> _EXERCISE GOAL_: Retype each record exactly.
|---|
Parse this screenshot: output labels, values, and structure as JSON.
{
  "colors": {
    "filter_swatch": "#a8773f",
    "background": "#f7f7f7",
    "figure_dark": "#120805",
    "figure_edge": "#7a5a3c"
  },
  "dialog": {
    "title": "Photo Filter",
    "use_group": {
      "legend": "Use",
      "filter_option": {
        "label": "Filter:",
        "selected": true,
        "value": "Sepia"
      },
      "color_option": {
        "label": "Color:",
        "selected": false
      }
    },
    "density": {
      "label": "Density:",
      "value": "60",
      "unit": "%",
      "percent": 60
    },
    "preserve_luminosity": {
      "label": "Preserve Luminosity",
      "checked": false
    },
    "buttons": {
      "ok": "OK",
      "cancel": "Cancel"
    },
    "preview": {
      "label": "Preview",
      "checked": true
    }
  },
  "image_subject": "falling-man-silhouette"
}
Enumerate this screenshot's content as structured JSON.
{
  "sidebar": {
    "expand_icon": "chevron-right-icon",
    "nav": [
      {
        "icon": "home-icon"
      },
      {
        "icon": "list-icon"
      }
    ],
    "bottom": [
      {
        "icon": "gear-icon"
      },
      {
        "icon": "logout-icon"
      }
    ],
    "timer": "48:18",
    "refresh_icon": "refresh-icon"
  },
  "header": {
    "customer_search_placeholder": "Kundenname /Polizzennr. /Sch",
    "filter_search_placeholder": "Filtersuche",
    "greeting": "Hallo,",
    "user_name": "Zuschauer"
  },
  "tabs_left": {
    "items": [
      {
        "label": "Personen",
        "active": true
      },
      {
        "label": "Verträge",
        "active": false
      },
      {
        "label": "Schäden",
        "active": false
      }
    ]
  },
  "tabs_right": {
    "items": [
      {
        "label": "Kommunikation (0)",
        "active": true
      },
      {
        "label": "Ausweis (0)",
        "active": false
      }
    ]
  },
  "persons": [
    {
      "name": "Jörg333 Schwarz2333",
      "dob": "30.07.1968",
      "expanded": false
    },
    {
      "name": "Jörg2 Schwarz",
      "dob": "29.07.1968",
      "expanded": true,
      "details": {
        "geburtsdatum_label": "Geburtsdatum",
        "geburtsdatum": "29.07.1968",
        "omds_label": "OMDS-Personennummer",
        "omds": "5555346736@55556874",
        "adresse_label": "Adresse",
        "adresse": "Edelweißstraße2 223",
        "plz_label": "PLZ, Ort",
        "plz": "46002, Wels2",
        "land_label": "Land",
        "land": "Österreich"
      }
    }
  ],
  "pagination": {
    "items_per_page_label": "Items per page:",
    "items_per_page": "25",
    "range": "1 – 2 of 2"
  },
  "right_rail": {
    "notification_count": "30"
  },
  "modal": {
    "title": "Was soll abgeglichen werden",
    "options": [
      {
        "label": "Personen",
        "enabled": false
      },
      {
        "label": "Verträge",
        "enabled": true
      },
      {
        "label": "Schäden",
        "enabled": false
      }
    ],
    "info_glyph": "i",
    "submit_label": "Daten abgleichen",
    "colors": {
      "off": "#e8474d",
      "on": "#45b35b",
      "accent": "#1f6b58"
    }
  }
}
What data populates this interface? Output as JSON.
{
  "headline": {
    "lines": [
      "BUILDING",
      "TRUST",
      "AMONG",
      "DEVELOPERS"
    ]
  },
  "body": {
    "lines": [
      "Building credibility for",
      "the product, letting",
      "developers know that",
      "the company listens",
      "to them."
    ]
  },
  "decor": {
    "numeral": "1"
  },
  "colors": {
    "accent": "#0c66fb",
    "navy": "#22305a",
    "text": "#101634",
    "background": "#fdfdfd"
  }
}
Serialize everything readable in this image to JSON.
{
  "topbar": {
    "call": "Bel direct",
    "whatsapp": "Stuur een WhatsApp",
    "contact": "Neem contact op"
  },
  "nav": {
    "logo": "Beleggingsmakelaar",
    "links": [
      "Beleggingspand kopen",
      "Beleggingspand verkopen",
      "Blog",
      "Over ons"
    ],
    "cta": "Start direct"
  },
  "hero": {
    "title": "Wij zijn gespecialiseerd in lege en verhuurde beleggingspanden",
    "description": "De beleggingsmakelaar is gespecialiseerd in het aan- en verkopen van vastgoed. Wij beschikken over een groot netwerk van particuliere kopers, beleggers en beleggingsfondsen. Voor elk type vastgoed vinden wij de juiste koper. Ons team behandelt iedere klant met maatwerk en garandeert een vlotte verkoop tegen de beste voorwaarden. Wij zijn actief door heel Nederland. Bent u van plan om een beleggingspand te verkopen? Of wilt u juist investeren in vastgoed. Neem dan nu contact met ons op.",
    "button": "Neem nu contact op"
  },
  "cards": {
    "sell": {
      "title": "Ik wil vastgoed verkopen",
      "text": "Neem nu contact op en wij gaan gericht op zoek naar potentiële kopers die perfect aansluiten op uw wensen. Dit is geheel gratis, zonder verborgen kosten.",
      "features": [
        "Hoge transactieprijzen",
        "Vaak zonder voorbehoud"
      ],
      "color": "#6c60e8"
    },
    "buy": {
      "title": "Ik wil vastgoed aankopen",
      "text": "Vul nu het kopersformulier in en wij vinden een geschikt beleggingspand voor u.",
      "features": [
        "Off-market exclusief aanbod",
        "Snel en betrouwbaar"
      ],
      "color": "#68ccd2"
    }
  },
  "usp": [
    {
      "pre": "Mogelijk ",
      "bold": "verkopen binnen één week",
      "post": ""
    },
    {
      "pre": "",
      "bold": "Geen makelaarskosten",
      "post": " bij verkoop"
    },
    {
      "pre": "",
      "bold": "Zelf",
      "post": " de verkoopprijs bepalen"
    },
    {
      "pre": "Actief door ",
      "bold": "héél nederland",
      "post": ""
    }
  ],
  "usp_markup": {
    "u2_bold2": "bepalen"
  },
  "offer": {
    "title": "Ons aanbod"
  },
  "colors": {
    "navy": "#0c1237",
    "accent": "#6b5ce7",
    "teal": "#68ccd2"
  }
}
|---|
> _ANSWER TO THE EXERCISE_:
Parse this screenshot: output labels, values, and structure as JSON.
{
  "colors": {
    "filter_swatch": "#a8773f",
    "background": "#f7f7f7",
    "figure_dark": "#120805",
    "figure_edge": "#7a5a3c"
  },
  "dialog": {
    "title": "Photo Filter",
    "use_group": {
      "legend": "Use",
      "filter_option": {
        "label": "Filter:",
        "selected": true,
        "value": "Sepia"
      },
      "color_option": {
        "label": "Color:",
        "selected": false
      }
    },
    "density": {
      "label": "Density:",
      "value": "60",
      "unit": "%",
      "percent": 60
    },
    "preserve_luminosity": {
      "label": "Preserve Luminosity",
      "checked": false
    },
    "buttons": {
      "ok": "OK",
      "cancel": "Cancel"
    },
    "preview": {
      "label": "Preview",
      "checked": true
    }
  },
  "image_subject": "falling-man-silhouette"
}
Enumerate this screenshot's content as structured JSON.
{
  "sidebar": {
    "expand_icon": "chevron-right-icon",
    "nav": [
      {
        "icon": "home-icon"
      },
      {
        "icon": "list-icon"
      }
    ],
    "bottom": [
      {
        "icon": "gear-icon"
      },
      {
        "icon": "logout-icon"
      }
    ],
    "timer": "48:18",
    "refresh_icon": "refresh-icon"
  },
  "header": {
    "customer_search_placeholder": "Kundenname /Polizzennr. /Sch",
    "filter_search_placeholder": "Filtersuche",
    "greeting": "Hallo,",
    "user_name": "Zuschauer"
  },
  "tabs_left": {
    "items": [
      {
        "label": "Personen",
        "active": true
      },
      {
        "label": "Verträge",
        "active": false
      },
      {
        "label": "Schäden",
        "active": false
      }
    ]
  },
  "tabs_right": {
    "items": [
      {
        "label": "Kommunikation (0)",
        "active": true
      },
      {
        "label": "Ausweis (0)",
        "active": false
      }
    ]
  },
  "persons": [
    {
      "name": "Jörg333 Schwarz2333",
      "dob": "30.07.1968",
      "expanded": false
    },
    {
      "name": "Jörg2 Schwarz",
      "dob": "29.07.1968",
      "expanded": true,
      "details": {
        "geburtsdatum_label": "Geburtsdatum",
        "geburtsdatum": "29.07.1968",
        "omds_label": "OMDS-Personennummer",
        "omds": "5555346736@55556874",
        "adresse_label": "Adresse",
        "adresse": "Edelweißstraße2 223",
        "plz_label": "PLZ, Ort",
        "plz": "46002, Wels2",
        "land_label": "Land",
        "land": "Österreich"
      }
    }
  ],
  "pagination": {
    "items_per_page_label": "Items per page:",
    "items_per_page": "25",
    "range": "1 – 2 of 2"
  },
  "right_rail": {
    "notification_count": "30"
  },
  "modal": {
    "title": "Was soll abgeglichen werden",
    "options": [
      {
        "label": "Personen",
        "enabled": false
      },
      {
        "label": "Verträge",
        "enabled": true
      },
      {
        "label": "Schäden",
        "enabled": false
      }
    ],
    "info_glyph": "i",
    "submit_label": "Daten abgleichen",
    "colors": {
      "off": "#e8474d",
      "on": "#45b35b",
      "accent": "#1f6b58"
    }
  }
}
What data populates this interface? Output as JSON.
{
  "headline": {
    "lines": [
      "BUILDING",
      "TRUST",
      "AMONG",
      "DEVELOPERS"
    ]
  },
  "body": {
    "lines": [
      "Building credibility for",
      "the product, letting",
      "developers know that",
      "the company listens",
      "to them."
    ]
  },
  "decor": {
    "numeral": "1"
  },
  "colors": {
    "accent": "#0c66fb",
    "navy": "#22305a",
    "text": "#101634",
    "background": "#fdfdfd"
  }
}
Serialize everything readable in this image to JSON.
{
  "topbar": {
    "call": "Bel direct",
    "whatsapp": "Stuur een WhatsApp",
    "contact": "Neem contact op"
  },
  "nav": {
    "logo": "Beleggingsmakelaar",
    "links": [
      "Beleggingspand kopen",
      "Beleggingspand verkopen",
      "Blog",
      "Over ons"
    ],
    "cta": "Start direct"
  },
  "hero": {
    "title": "Wij zijn gespecialiseerd in lege en verhuurde beleggingspanden",
    "description": "De beleggingsmakelaar is gespecialiseerd in het aan- en verkopen van vastgoed. Wij beschikken over een groot netwerk van particuliere kopers, beleggers en beleggingsfondsen. Voor elk type vastgoed vinden wij de juiste koper. Ons team behandelt iedere klant met maatwerk en garandeert een vlotte verkoop tegen de beste voorwaarden. Wij zijn actief door heel Nederland. Bent u van plan om een beleggingspand te verkopen? Of wilt u juist investeren in vastgoed. Neem dan nu contact met ons op.",
    "button": "Neem nu contact op"
  },
  "cards": {
    "sell": {
      "title": "Ik wil vastgoed verkopen",
      "text": "Neem nu contact op en wij gaan gericht op zoek naar potentiële kopers die perfect aansluiten op uw wensen. Dit is geheel gratis, zonder verborgen kosten.",
      "features": [
        "Hoge transactieprijzen",
        "Vaak zonder voorbehoud"
      ],
      "color": "#6c60e8"
    },
    "buy": {
      "title": "Ik wil vastgoed aankopen",
      "text": "Vul nu het kopersformulier in en wij vinden een geschikt beleggingspand voor u.",
      "features": [
        "Off-market exclusief aanbod",
        "Snel en betrouwbaar"
      ],
      "color": "#68ccd2"
    }
  },
  "usp": [
    {
      "pre": "Mogelijk ",
      "bold": "verkopen binnen één week",
      "post": ""
    },
    {
      "pre": "",
      "bold": "Geen makelaarskosten",
      "post": " bij verkoop"
    },
    {
      "pre": "",
      "bold": "Zelf",
      "post": " de verkoopprijs bepalen"
    },
    {
      "pre": "Actief door ",
      "bold": "héél nederland",
      "post": ""
    }
  ],
  "usp_markup": {
    "u2_bold2": "bepalen"
  },
  "offer": {
    "title": "Ons aanbod"
  },
  "colors": {
    "navy": "#0c1237",
    "accent": "#6b5ce7",
    "teal": "#68ccd2"
  }
}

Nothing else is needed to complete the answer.